Embattled superintendent overseeing Las Vegas-area public schools steps down

LAS VEGAS (AP) — The embattled superintendent overseeing public schools in the Las Vegas area stepped down Friday after more than five years at the helm of the nation's fifth-largest school district.

School board members in Clark County voted 5-2 Thursday evening to accept Superintendent Jesus Jara's resignation and a $250,000 buyout, equivalent to half of his annual salary. The district has around 380 schools in Las Vegas and surrounding Clark County.

Jara turned in his resignation last month after the school board's president asked if he would be willing to step down on the heels of a highly contentious contract battle that pitted district teachers represented by their union — the Clark County Education Association — against the superintendent and the district’s School Board of Trustees.

It also comes amid a federal investigation into the district’s use of COVID-19 relief money for so-called recruiting trips to beach destinations, including Honolulu, the Las Vegas Review-Journal reported.

Jara was hired in 2018 to lead the school district with about 300,000 students in Nevada's most populous county. His tenure was tumultuous.

The school board tried twice to terminate his contract since 2020, and earlier this month, the initial vote to accept Jara's resignation failed amid public outrage over a $500,000 severance package. He also drew sharp criticism and calls for his resignation from state lawmakers last year during the legislative session over the school district's proficiency and teacher retention rates.

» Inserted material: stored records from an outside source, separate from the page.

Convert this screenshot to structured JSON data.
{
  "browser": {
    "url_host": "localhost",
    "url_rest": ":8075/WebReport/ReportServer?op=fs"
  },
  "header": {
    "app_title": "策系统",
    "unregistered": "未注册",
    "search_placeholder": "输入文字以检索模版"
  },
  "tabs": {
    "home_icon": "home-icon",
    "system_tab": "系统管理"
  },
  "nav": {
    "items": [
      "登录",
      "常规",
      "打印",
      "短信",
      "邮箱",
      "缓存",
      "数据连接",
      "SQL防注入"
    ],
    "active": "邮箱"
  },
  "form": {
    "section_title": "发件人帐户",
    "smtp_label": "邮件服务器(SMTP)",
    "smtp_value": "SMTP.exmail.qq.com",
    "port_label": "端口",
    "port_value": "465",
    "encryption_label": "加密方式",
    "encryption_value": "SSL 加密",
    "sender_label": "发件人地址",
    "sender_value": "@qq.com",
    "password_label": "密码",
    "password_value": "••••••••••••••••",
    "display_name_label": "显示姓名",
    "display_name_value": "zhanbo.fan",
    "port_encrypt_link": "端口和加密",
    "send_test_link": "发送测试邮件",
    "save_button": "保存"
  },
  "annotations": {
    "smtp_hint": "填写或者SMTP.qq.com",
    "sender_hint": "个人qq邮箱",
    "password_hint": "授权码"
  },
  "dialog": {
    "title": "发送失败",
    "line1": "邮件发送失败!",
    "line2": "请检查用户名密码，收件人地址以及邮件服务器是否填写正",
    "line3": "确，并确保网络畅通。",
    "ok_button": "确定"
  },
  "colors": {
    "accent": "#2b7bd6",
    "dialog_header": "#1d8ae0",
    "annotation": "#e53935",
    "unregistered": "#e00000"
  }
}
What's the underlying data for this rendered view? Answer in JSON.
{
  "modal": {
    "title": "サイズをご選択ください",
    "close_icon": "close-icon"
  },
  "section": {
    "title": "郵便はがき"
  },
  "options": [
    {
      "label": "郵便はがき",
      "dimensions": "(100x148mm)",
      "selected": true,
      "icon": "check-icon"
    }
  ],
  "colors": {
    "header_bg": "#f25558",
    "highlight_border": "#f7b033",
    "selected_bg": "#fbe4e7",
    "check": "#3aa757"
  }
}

Deputy Superintendent Brenda Larsen-Mitchell will take the helm in the interim.

“I express my genuine gratitude to the 42,000 employees of the Clark County School District who show up every day to provide for our students,” Larsen-Mitchell said in a statement. “As I have throughout my career as an educator, I will continue to model passion and enthusiasm for education.”

In its own statement Thursday night, the teachers union urged the school district to begin an immediate search for Jara's replacement. “The only positive takeaway from the Jara administration is that we must set a higher standard of performance and qualification for the next Superintendent,” the statement said.

The union and school district reached a contract agreement in December through an arbitrator, ending a brutal and highly publicized fight that included lawsuits and what one judge deemed an illegal strike by a wave of teachers who called in sick, forcing many Las Vegas-area schools to close in a state where public employees can't strike.

The new contract includes base salary increases of 10% in the first year and 8% in the second year, with additional pay for special education teachers.